> _About this task_
State the number of lines in these records holding "time". Say nothing more.

> _Given data_
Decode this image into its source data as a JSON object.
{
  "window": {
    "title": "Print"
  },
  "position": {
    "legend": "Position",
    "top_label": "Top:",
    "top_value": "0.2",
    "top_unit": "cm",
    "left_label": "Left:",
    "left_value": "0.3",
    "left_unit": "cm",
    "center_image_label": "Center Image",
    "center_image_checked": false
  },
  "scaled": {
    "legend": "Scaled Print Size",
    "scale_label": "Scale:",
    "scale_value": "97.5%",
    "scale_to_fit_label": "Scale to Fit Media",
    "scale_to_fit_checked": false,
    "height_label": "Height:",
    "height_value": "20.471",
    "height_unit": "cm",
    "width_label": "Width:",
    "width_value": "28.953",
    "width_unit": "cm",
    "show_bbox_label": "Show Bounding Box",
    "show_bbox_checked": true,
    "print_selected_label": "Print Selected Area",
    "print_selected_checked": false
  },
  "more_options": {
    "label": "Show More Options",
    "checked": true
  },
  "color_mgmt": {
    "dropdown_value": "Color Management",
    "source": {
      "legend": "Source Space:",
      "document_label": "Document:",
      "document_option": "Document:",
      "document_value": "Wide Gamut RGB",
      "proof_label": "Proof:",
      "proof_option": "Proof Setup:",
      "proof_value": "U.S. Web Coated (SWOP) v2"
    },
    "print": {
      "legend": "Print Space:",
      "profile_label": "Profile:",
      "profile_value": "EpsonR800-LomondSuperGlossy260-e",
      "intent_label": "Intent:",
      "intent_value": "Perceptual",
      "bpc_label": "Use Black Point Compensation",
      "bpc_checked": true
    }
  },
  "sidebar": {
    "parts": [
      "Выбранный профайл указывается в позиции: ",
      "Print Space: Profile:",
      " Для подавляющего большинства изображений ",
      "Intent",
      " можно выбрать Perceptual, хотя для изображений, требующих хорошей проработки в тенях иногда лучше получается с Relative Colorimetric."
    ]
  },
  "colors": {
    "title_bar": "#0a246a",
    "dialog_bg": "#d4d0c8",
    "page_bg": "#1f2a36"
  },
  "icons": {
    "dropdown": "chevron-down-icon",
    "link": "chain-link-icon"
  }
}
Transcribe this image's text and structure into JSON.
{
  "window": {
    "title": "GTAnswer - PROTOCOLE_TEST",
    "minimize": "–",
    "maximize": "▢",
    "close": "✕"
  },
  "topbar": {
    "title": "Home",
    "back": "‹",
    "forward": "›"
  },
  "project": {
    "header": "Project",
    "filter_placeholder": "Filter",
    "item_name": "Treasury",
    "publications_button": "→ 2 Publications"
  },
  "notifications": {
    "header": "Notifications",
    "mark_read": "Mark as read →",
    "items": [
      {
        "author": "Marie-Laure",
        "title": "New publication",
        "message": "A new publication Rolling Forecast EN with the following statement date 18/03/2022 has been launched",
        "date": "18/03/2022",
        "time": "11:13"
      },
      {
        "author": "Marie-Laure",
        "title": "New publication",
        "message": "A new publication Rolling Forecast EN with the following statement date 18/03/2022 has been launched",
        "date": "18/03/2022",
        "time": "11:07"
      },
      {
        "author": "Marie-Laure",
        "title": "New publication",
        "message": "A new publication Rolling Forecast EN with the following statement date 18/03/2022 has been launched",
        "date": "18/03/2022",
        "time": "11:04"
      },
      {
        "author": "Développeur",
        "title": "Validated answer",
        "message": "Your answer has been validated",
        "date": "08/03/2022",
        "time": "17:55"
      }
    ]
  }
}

> _Response below_
4